by Mindy Aguon
Guam - A Michigan woman is calling into question the constitutionality of Guam's divorce laws. Cheryl Gray has been in and out of court since 1998 when her husband, Edward Joseph Gray, filed for divorce in the Superior Court of Guam. The divorce was granted and Gray was given $1,500 in spousal support, custody of their daughter, child support and community property.
Gray has been seeking the dismissal of the divorce action has now filed a complaint in the Eastern District of Michigan, challenging the validity of Guam's divorce laws and claiming it is a violation of procedural due process. In her complaint, she alleges that Guam has worldwide recognition as "The Divorce Capital of the World", being a divorce mill for military personnel looking for a quick divorce.
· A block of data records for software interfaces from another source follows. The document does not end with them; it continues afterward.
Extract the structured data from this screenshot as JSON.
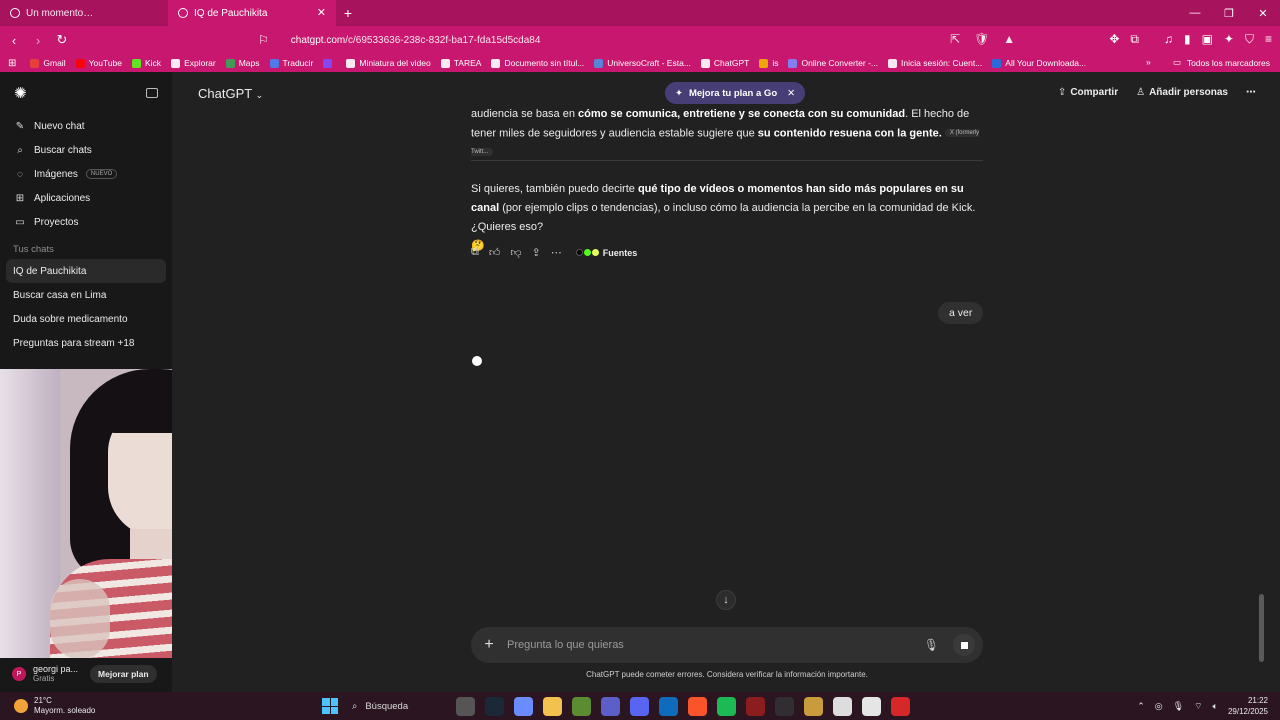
{
  "browser": {
    "tabs": [
      {
        "label": "Un momento…",
        "active": false
      },
      {
        "label": "IQ de Pauchikita",
        "active": true
      }
    ],
    "url_host": "chatgpt.com",
    "url_path": "/c/69533636-238c-832f-ba17-fda15d5cda84",
    "bookmarks": [
      "Gmail",
      "YouTube",
      "Kick",
      "Explorar",
      "Maps",
      "Traducir",
      "",
      "Miniatura del video",
      "TAREA",
      "Documento sin títul...",
      "UniversoCraft - Esta...",
      "ChatGPT",
      "is",
      "Online Converter -...",
      "Inicia sesión: Cuent...",
      "All Your Downloada..."
    ],
    "all_bookmarks": "Todos los marcadores",
    "bookmark_colors": [
      "#ea4335",
      "#ff0000",
      "#53fc18",
      "#ffffff",
      "#34a853",
      "#4285f4",
      "#7c4dff",
      "#ffffff",
      "#ffffff",
      "#ffffff",
      "#4a90e2",
      "#ffffff",
      "#f4b400",
      "#7c8bff",
      "#ffffff",
      "#1a73e8"
    ]
  },
  "sidebar": {
    "items": [
      {
        "label": "Nuevo chat",
        "icon": "edit-icon",
        "glyph": "✎"
      },
      {
        "label": "Buscar chats",
        "icon": "search-icon",
        "glyph": "⌕"
      },
      {
        "label": "Imágenes",
        "icon": "image-icon",
        "glyph": "◌",
        "badge": "NUEVO"
      },
      {
        "label": "Aplicaciones",
        "icon": "apps-icon",
        "glyph": "⊞"
      },
      {
        "label": "Proyectos",
        "icon": "folder-icon",
        "glyph": "▭"
      }
    ],
    "section_title": "Tus chats",
    "chats": [
      "IQ de Pauchikita",
      "Buscar casa en Lima",
      "Duda sobre medicamento",
      "Preguntas para stream +18"
    ],
    "user_initial": "P",
    "user_name": "georgi pa...",
    "user_plan": "Gratis",
    "upgrade_label": "Mejorar plan"
  },
  "header": {
    "model": "ChatGPT",
    "upgrade_pill": "Mejora tu plan a Go",
    "share": "Compartir",
    "add_people": "Añadir personas"
  },
  "conversation": {
    "para1_a": "audiencia se basa en ",
    "para1_b": "cómo se comunica, entretiene y se conecta con su comunidad",
    "para1_c": ". El hecho de tener miles de seguidores y audiencia estable sugiere que ",
    "para1_d": "su contenido resuena con la gente.",
    "para1_chip": "X (formerly Twitt...",
    "para2_a": "Si quieres, también puedo decirte ",
    "para2_b": "qué tipo de vídeos o momentos han sido más populares en su canal",
    "para2_c": " (por ejemplo clips o tendencias), o incluso cómo la audiencia la percibe en la comunidad de Kick. ¿Quieres eso?",
    "para2_emoji": "🤔",
    "sources_label": "Fuentes",
    "user_message": "a ver"
  },
  "composer": {
    "placeholder": "Pregunta lo que quieras",
    "disclaimer": "ChatGPT puede cometer errores. Considera verificar la información importante."
  },
  "taskbar": {
    "temperature": "21°C",
    "weather": "Mayorm. soleado",
    "search": "Búsqueda",
    "time": "21:22",
    "date": "29/12/2025",
    "apps": [
      {
        "name": "file-icon",
        "color": "#555555"
      },
      {
        "name": "steam-icon",
        "color": "#1b2838"
      },
      {
        "name": "copilot-icon",
        "color": "#6b8cff"
      },
      {
        "name": "explorer-icon",
        "color": "#f2c14e"
      },
      {
        "name": "minecraft-icon",
        "color": "#5b8c32"
      },
      {
        "name": "teams-icon",
        "color": "#5b5fc7"
      },
      {
        "name": "discord-icon",
        "color": "#5865f2"
      },
      {
        "name": "mail-icon",
        "color": "#0f6cbd"
      },
      {
        "name": "brave-icon",
        "color": "#fb542b"
      },
      {
        "name": "spotify-icon",
        "color": "#1db954"
      },
      {
        "name": "app-red-icon",
        "color": "#8b1d1d"
      },
      {
        "name": "obs-icon",
        "color": "#302e31"
      },
      {
        "name": "league-icon",
        "color": "#c89b3c"
      },
      {
        "name": "app-white-icon",
        "color": "#dddddd"
      },
      {
        "name": "app-cat-icon",
        "color": "#e5e5e5"
      },
      {
        "name": "app-redbox-icon",
        "color": "#d62828"
      }
    ]
  }
}
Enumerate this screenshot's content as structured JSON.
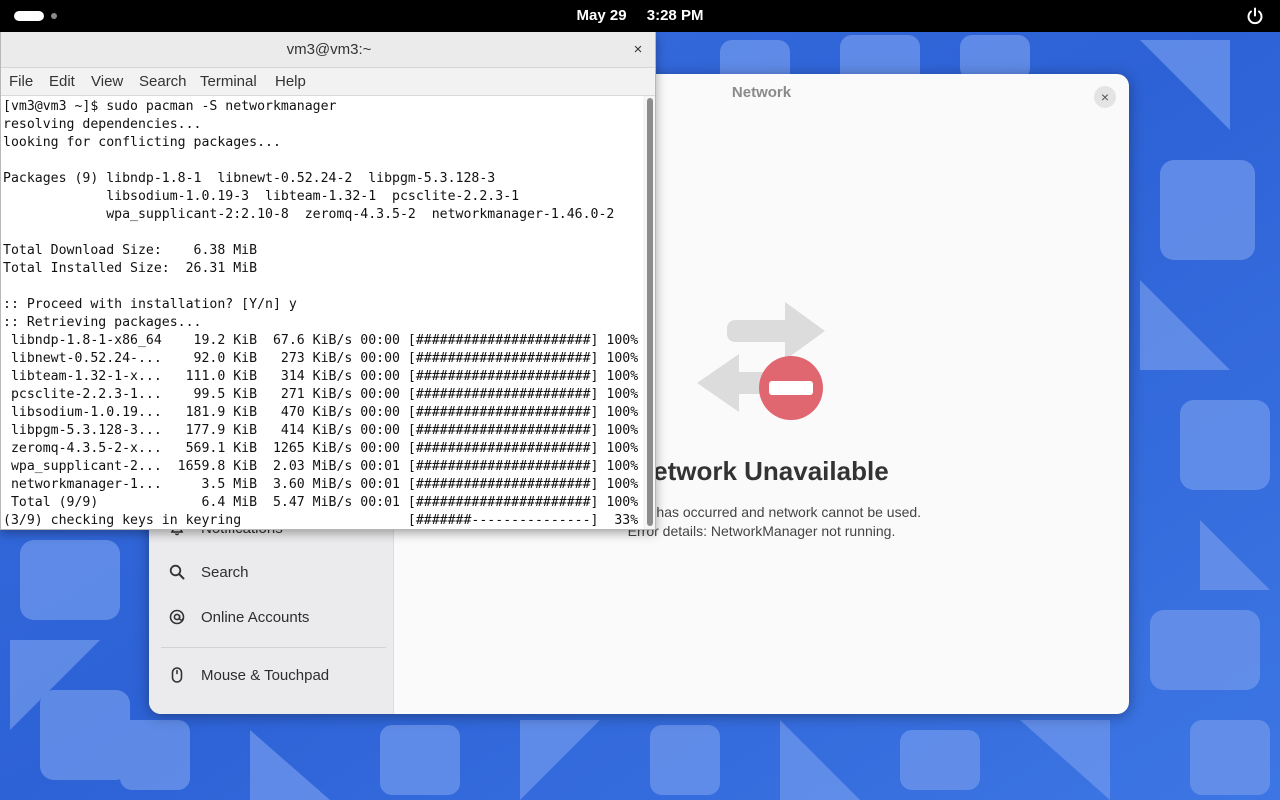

Gray has asked the court find that Guam law violates the Constitution and that the Guam Legislature exceeded its authority by enacting the law pertaining to divorces locally.
She's also asked that any orders and judgments issued in her 1998 divorce case be declared null and void.